After we liquidated things with Quietvision, they (quite decently) sent me the remaining copies. We've got two boxes of "Last Dancer" hardcovers, 20 copies, we're going to get rid of. $50 apiece, shipping included inside the U.S. -- an extra $10 outside the U.S. I've seen them going on Ebay for lots more than that. Drop me a line in the comments if you want one. They go in order requested.
Say It Ain't So ...
I've always admired John McCain. (Don't misunderstand; I'm not voting for him. I can't imagine voting Republican at the moment. But that's policy, and has nothing to do with McCain's quality as an individual.) As to McCain's quality as an individual -- he's an asshole, but that's not the worst failing for a politician. I'm sure, temper issues and all, he's a nicer guy than Bill Clinton, another guy with a volcanic temper. McCain's pragmatic and you can do business with him, which I've always liked -- I'm not a big fan of "bipartisanship," which is a longer post than I have time for at the moment -- but I do like pragmatic, and pragmatic married to something like character is the best you can ask for out of any politician.
Politics is an ugly business, and the first requirement is that you win. I don't have a problem (a moral problem, anyway) with much that McCain's done up to this point. Ditto Obama. A lot of what McCain's done so far has been a mistake, but that's just a judgement issue, not a moral one.
In 2000 robocallers in North Carolina, during the Republican primaries, called voters and told them that John McCain had fathered an illegitimate black child. It was the nastiest possible libel; McCain has an adopted daughter of Indian background. Bush's operatives took that adoption and used McCain's daughter as the bsis of a smear intended to inflame the racist sentiments of Republican primary voters.
My longtime admiration for McCain took a hit when he embraced Bush on stage at the 2004 convention.

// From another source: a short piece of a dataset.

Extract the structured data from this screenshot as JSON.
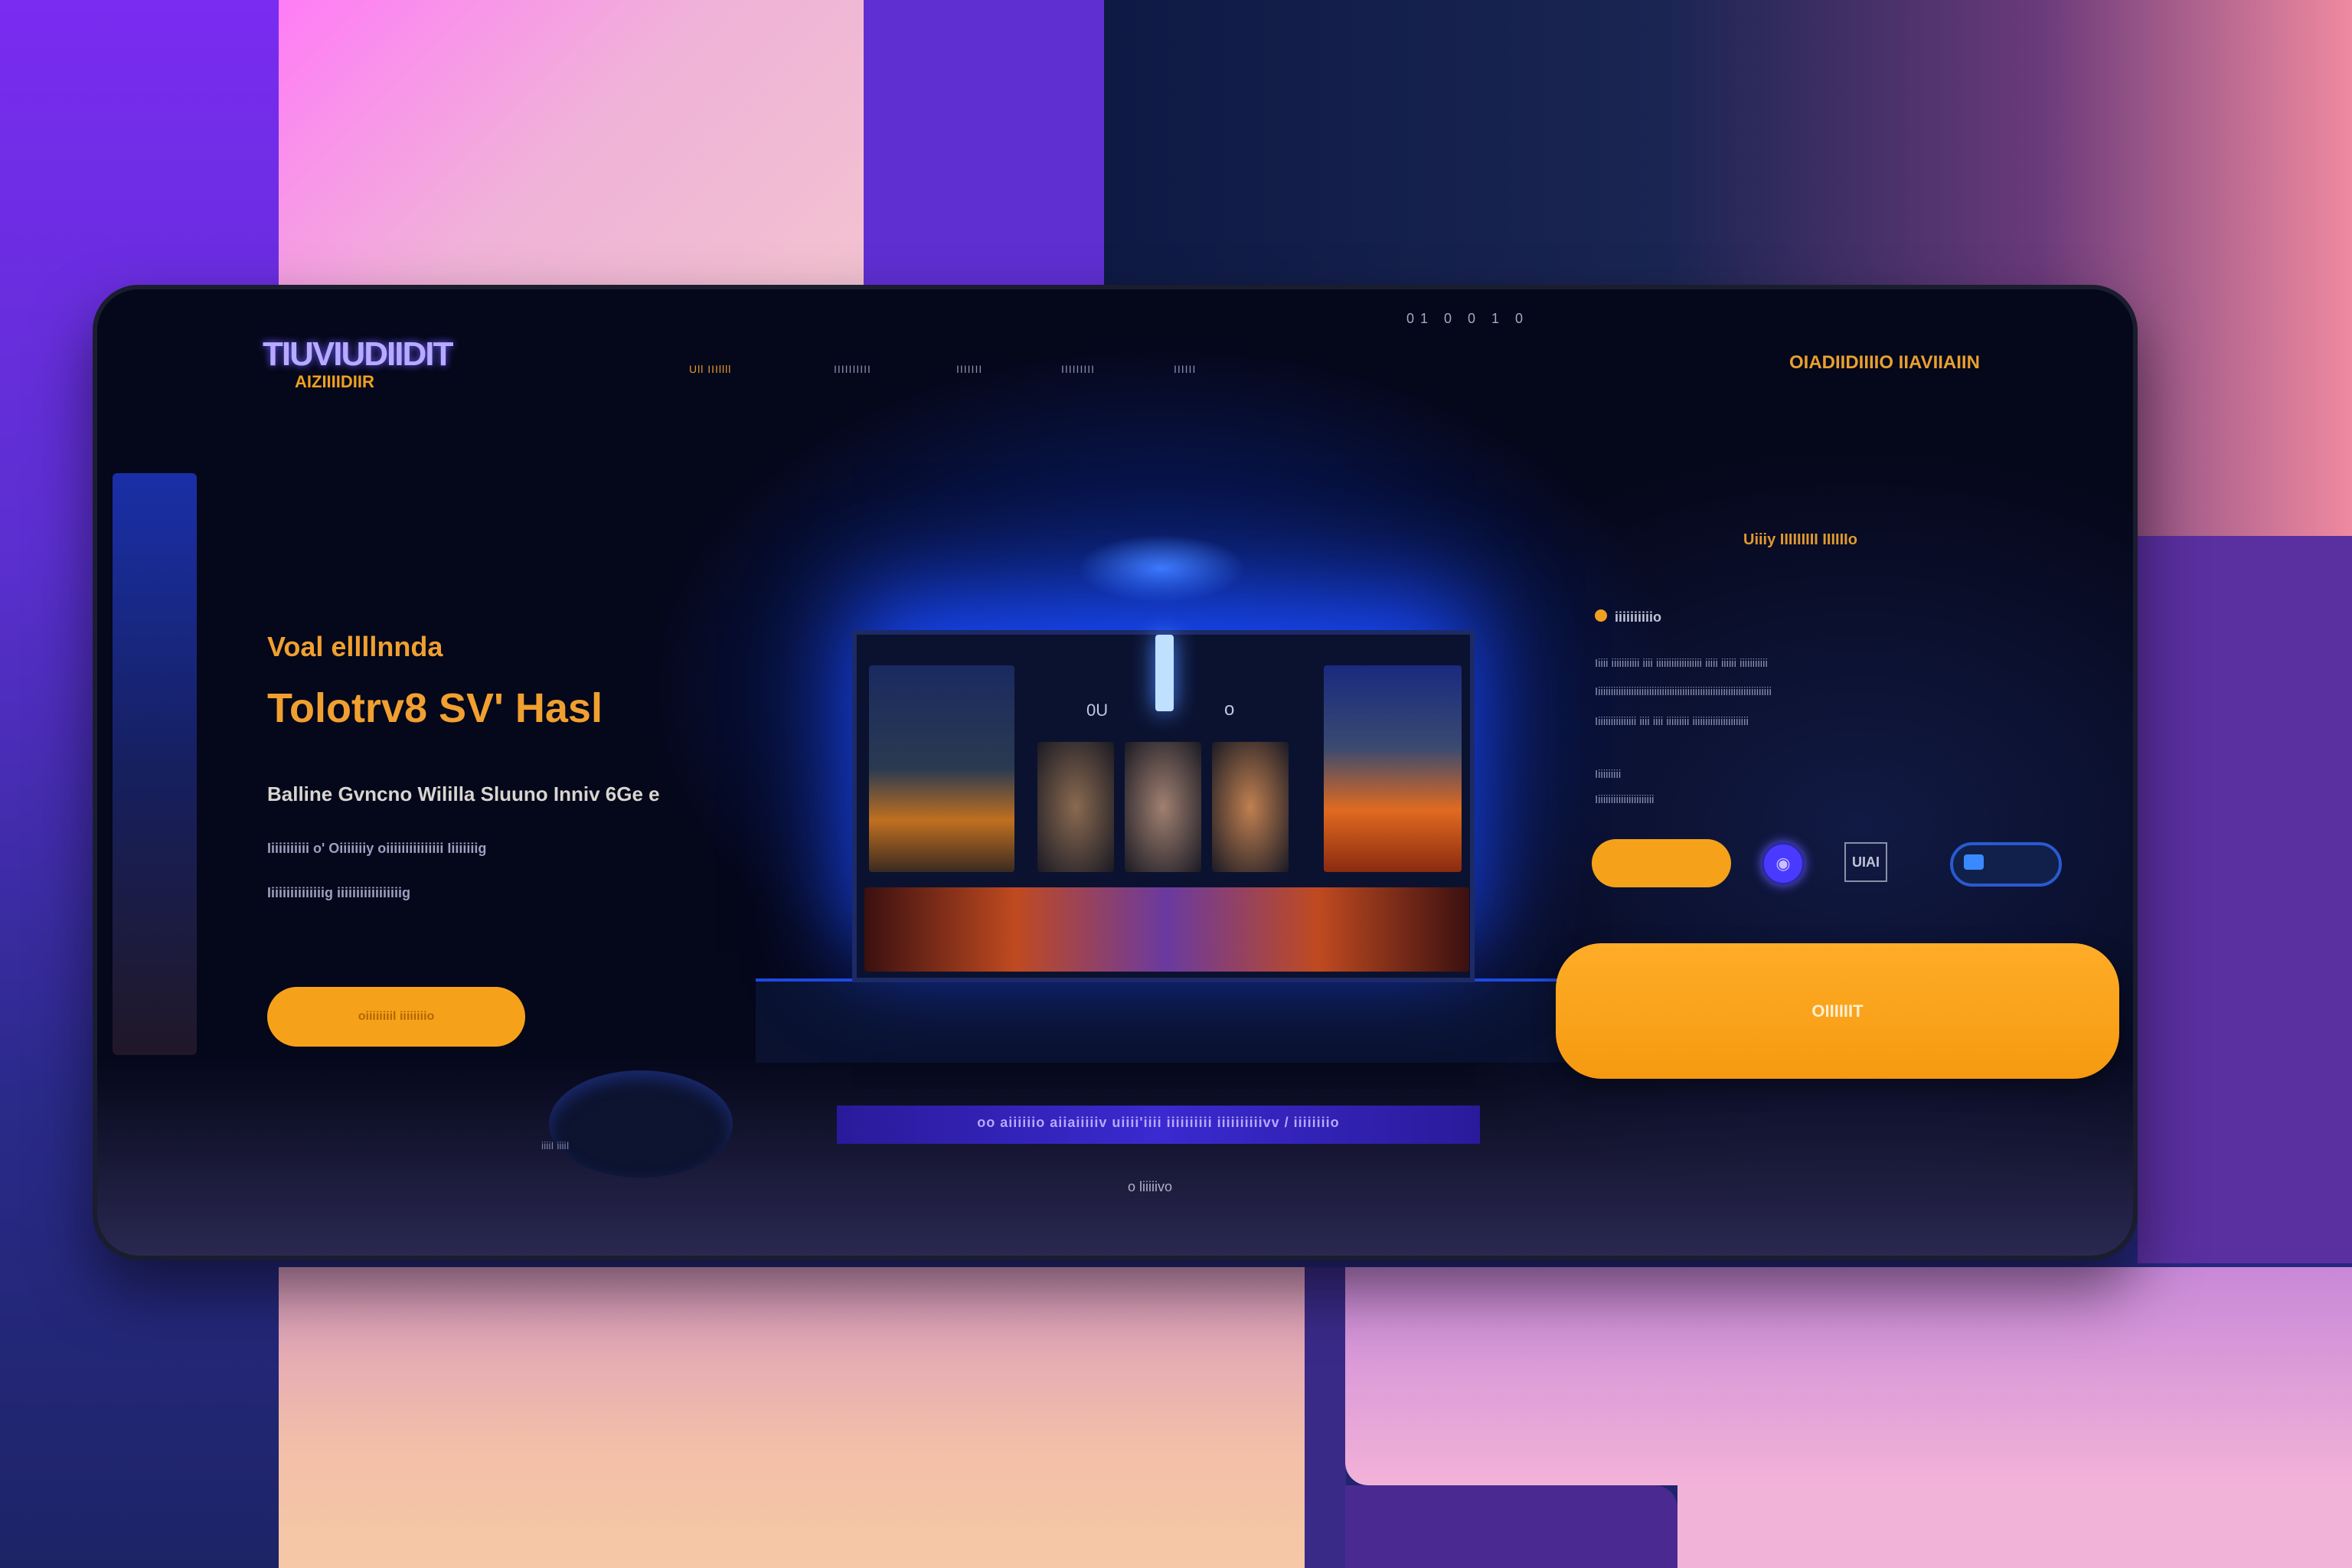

Screw the politics of it; Bush used McCain's daughter, lied about her, to pick up the votes of racists. And McCain embraced him four years later. Imagine being the daughter, watching that on television?
But life is full of compromises. OK, that hug was one. But yesterday I read that John McCain hired the firm that executed that racist smear against his own daughter. Hired them. Paid them.
I'm hard to surprise, when it comes to politics. Steve Barnes, who I admire, thinks Obama is a "political philosopher" -- I don't think so. I think Obama is a Chicago pol, a street fighter -- better than a philosopher. See Al Gore, who I do admire: but as a politician your first responsibility is to win, and Obama's so far willing to do what it takes to win. Gore wasn't. (Which doesn't change the fact that he did win -- the only time all the votes were ever counted in Florida, Gore won by every single standard that actually involved counting all the votes .... of course Bush was in the White House by the.)
But even politicians should have lines they won't cross. The contempt I always felt for Bill Clinton was an artifact of my inability to see where that line was, for him -- the admiration I always felt for McCain came from what was, I thought, a pretty clear set of lines he wouldn't cross, not even to win. He's blurred a few of those, running for President -- fair enough, ambition can make even good men do things they wouldn't brag about.
But I don't see how you parse this last as anything but a betrayal of his daughter. It wouldn't have surprised me from Bill Clinton, but it sure does surprise me from McCain.
Shame on you, John McCain.